TASK ITEM: Exact reproduction of all the entries is required, without any of their pictures.

[Element data from apps and pages]
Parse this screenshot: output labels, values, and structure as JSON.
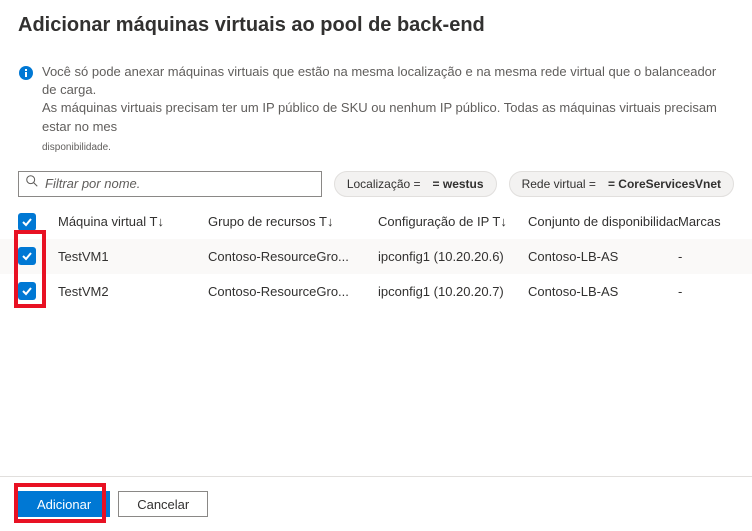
{
  "title": "Adicionar máquinas virtuais ao pool de back-end",
  "info": {
    "line1": "Você só pode anexar máquinas virtuais que estão na mesma localização e na mesma rede virtual que o balanceador de carga.",
    "line2": "As máquinas virtuais precisam ter um IP público de SKU ou nenhum IP público. Todas as máquinas virtuais precisam estar no mes",
    "sub": "disponibilidade."
  },
  "filter": {
    "placeholder": "Filtrar por nome.",
    "locationLabel": "Localização =",
    "locationValue": "= westus",
    "vnetLabel": "Rede virtual =",
    "vnetValue": "= CoreServicesVnet"
  },
  "columns": {
    "vm": "Máquina virtual T↓",
    "rg": "Grupo de recursos T↓",
    "ip": "Configuração de IP T↓",
    "avset": "Conjunto de disponibilidadeT↓",
    "tags": "Marcas"
  },
  "rows": [
    {
      "vm": "TestVM1",
      "rg": "Contoso-ResourceGro...",
      "ip": "ipconfig1 (10.20.20.6)",
      "avset": "Contoso-LB-AS",
      "tags": "-"
    },
    {
      "vm": "TestVM2",
      "rg": "Contoso-ResourceGro...",
      "ip": "ipconfig1 (10.20.20.7)",
      "avset": "Contoso-LB-AS",
      "tags": "-"
    }
  ],
  "buttons": {
    "add": "Adicionar",
    "cancel": "Cancelar"
  }
}
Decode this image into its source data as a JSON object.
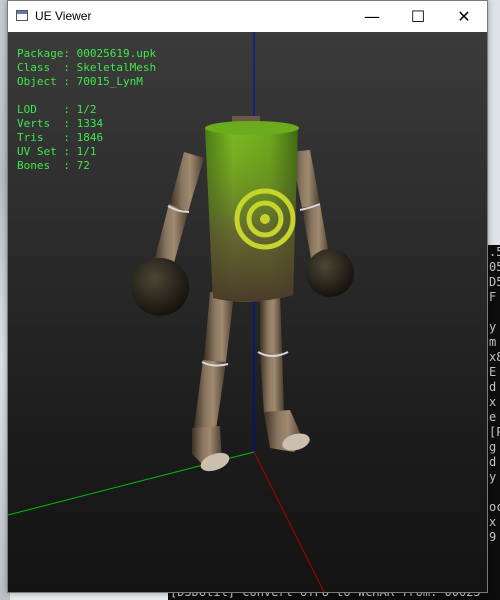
{
  "window": {
    "title": "UE Viewer",
    "controls": {
      "minimize": "—",
      "maximize": "☐",
      "close": "✕"
    }
  },
  "info": {
    "package": "Package: 00025619.upk",
    "class": "Class  : SkeletalMesh",
    "object": "Object : 70015_LynM",
    "lod": "LOD    : 1/2",
    "verts": "Verts  : 1334",
    "tris": "Tris   : 1846",
    "uvset": "UV Set : 1/1",
    "bones": "Bones  : 72"
  },
  "colors": {
    "info_text": "#3ee84a",
    "axis_x": "#b00000",
    "axis_y": "#00c000",
    "axis_z": "#0000d0"
  },
  "background": {
    "console_lines": [
      ".5",
      "05",
      "D5",
      "F",
      "",
      "y",
      "m",
      "x8",
      "E",
      "d",
      "x",
      "e",
      "[P",
      "g",
      "d",
      "y",
      "",
      "oc",
      "x",
      "9"
    ],
    "bottom_console": "[D3DUtil] Convert UTF8 to WCHAR from: 00025"
  }
}
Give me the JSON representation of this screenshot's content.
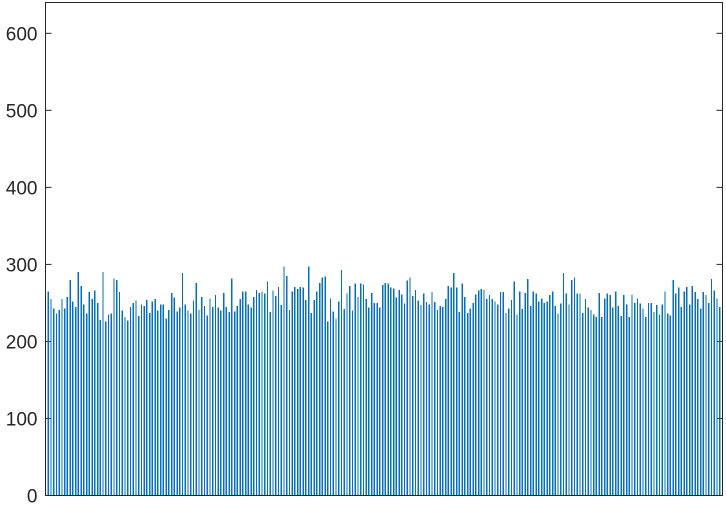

ANSWER TO THE PROBLEM:
Parse this screenshot: output labels, values, and structure as JSON.
{
  "title": "Adicionar máquinas virtuais ao pool de back-end",
  "info": {
    "line1": "Você só pode anexar máquinas virtuais que estão na mesma localização e na mesma rede virtual que o balanceador de carga.",
    "line2": "As máquinas virtuais precisam ter um IP público de SKU ou nenhum IP público. Todas as máquinas virtuais precisam estar no mes",
    "sub": "disponibilidade."
  },
  "filter": {
    "placeholder": "Filtrar por nome.",
    "locationLabel": "Localização =",
    "locationValue": "= westus",
    "vnetLabel": "Rede virtual =",
    "vnetValue": "= CoreServicesVnet"
  },
  "columns": {
    "vm": "Máquina virtual T↓",
    "rg": "Grupo de recursos T↓",
    "ip": "Configuração de IP T↓",
    "avset": "Conjunto de disponibilidadeT↓",
    "tags": "Marcas"
  },
  "rows": [
    {
      "vm": "TestVM1",
      "rg": "Contoso-ResourceGro...",
      "ip": "ipconfig1 (10.20.20.6)",
      "avset": "Contoso-LB-AS",
      "tags": "-"
    },
    {
      "vm": "TestVM2",
      "rg": "Contoso-ResourceGro...",
      "ip": "ipconfig1 (10.20.20.7)",
      "avset": "Contoso-LB-AS",
      "tags": "-"
    }
  ],
  "buttons": {
    "add": "Adicionar",
    "cancel": "Cancelar"
  }
}
Decode this image into its source data as a JSON object.
{
  "window": {
    "title": "UE Viewer",
    "controls": {
      "minimize": "—",
      "maximize": "☐",
      "close": "✕"
    }
  },
  "info": {
    "package": "Package: 00025619.upk",
    "class": "Class  : SkeletalMesh",
    "object": "Object : 70015_LynM",
    "lod": "LOD    : 1/2",
    "verts": "Verts  : 1334",
    "tris": "Tris   : 1846",
    "uvset": "UV Set : 1/1",
    "bones": "Bones  : 72"
  },
  "colors": {
    "info_text": "#3ee84a",
    "axis_x": "#b00000",
    "axis_y": "#00c000",
    "axis_z": "#0000d0"
  },
  "background": {
    "console_lines": [
      ".5",
      "05",
      "D5",
      "F",
      "",
      "y",
      "m",
      "x8",
      "E",
      "d",
      "x",
      "e",
      "[P",
      "g",
      "d",
      "y",
      "",
      "oc",
      "x",
      "9"
    ],
    "bottom_console": "[D3DUtil] Convert UTF8 to WCHAR from: 00025"
  }
}
Give me the JSON representation of this screenshot's content.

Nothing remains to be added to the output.